Line by line, print the records exactly.

■ INFORMATION SUPPLIED ■
┄┄┄┄┄┄┄┄┄┄┄┄┄┄┄┄┄┄┄┄
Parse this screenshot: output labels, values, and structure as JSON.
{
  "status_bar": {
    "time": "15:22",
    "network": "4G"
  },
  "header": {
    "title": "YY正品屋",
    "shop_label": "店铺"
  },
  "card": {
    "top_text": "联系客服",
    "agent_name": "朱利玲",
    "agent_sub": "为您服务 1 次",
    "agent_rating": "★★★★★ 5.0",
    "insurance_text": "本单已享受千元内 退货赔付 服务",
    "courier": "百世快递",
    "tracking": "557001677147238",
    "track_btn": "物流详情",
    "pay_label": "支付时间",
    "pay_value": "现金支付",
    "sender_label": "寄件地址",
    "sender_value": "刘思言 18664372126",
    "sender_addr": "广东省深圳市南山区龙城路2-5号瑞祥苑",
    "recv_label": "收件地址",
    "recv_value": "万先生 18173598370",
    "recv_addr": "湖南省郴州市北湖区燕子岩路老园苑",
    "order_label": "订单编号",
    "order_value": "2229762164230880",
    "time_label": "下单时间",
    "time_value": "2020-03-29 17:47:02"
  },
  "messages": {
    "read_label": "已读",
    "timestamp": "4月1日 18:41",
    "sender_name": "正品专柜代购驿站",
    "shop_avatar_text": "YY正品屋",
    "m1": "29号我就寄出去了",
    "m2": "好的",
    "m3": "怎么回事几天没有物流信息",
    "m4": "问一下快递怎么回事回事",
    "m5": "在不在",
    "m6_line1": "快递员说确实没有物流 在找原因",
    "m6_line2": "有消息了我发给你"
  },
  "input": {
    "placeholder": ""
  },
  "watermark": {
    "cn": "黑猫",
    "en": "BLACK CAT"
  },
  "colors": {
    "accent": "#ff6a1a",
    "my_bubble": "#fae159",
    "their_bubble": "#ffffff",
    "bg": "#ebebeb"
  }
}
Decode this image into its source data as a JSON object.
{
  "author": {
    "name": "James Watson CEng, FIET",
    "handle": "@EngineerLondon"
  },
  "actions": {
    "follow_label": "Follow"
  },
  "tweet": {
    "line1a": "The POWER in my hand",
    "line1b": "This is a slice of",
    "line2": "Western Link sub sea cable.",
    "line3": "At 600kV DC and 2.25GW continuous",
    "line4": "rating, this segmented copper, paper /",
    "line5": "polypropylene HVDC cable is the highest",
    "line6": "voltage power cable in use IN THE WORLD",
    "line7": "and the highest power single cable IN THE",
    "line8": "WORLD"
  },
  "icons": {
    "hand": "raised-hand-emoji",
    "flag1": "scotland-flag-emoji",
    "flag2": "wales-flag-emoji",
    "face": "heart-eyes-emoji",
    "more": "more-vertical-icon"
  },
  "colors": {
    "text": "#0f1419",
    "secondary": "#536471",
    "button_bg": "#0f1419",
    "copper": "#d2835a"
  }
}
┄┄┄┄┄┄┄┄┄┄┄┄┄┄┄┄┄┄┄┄
■ SOLUTION FOR THIS EXERCISE ■
Parse this screenshot: output labels, values, and structure as JSON.
{
  "status_bar": {
    "time": "15:22",
    "network": "4G"
  },
  "header": {
    "title": "YY正品屋",
    "shop_label": "店铺"
  },
  "card": {
    "top_text": "联系客服",
    "agent_name": "朱利玲",
    "agent_sub": "为您服务 1 次",
    "agent_rating": "★★★★★ 5.0",
    "insurance_text": "本单已享受千元内 退货赔付 服务",
    "courier": "百世快递",
    "tracking": "557001677147238",
    "track_btn": "物流详情",
    "pay_label": "支付时间",
    "pay_value": "现金支付",
    "sender_label": "寄件地址",
    "sender_value": "刘思言 18664372126",
    "sender_addr": "广东省深圳市南山区龙城路2-5号瑞祥苑",
    "recv_label": "收件地址",
    "recv_value": "万先生 18173598370",
    "recv_addr": "湖南省郴州市北湖区燕子岩路老园苑",
    "order_label": "订单编号",
    "order_value": "2229762164230880",
    "time_label": "下单时间",
    "time_value": "2020-03-29 17:47:02"
  },
  "messages": {
    "read_label": "已读",
    "timestamp": "4月1日 18:41",
    "sender_name": "正品专柜代购驿站",
    "shop_avatar_text": "YY正品屋",
    "m1": "29号我就寄出去了",
    "m2": "好的",
    "m3": "怎么回事几天没有物流信息",
    "m4": "问一下快递怎么回事回事",
    "m5": "在不在",
    "m6_line1": "快递员说确实没有物流 在找原因",
    "m6_line2": "有消息了我发给你"
  },
  "input": {
    "placeholder": ""
  },
  "watermark": {
    "cn": "黑猫",
    "en": "BLACK CAT"
  },
  "colors": {
    "accent": "#ff6a1a",
    "my_bubble": "#fae159",
    "their_bubble": "#ffffff",
    "bg": "#ebebeb"
  }
}
Decode this image into its source data as a JSON object.
{
  "author": {
    "name": "James Watson CEng, FIET",
    "handle": "@EngineerLondon"
  },
  "actions": {
    "follow_label": "Follow"
  },
  "tweet": {
    "line1a": "The POWER in my hand",
    "line1b": "This is a slice of",
    "line2": "Western Link sub sea cable.",
    "line3": "At 600kV DC and 2.25GW continuous",
    "line4": "rating, this segmented copper, paper /",
    "line5": "polypropylene HVDC cable is the highest",
    "line6": "voltage power cable in use IN THE WORLD",
    "line7": "and the highest power single cable IN THE",
    "line8": "WORLD"
  },
  "icons": {
    "hand": "raised-hand-emoji",
    "flag1": "scotland-flag-emoji",
    "flag2": "wales-flag-emoji",
    "face": "heart-eyes-emoji",
    "more": "more-vertical-icon"
  },
  "colors": {
    "text": "#0f1419",
    "secondary": "#536471",
    "button_bg": "#0f1419",
    "copper": "#d2835a"
  }
}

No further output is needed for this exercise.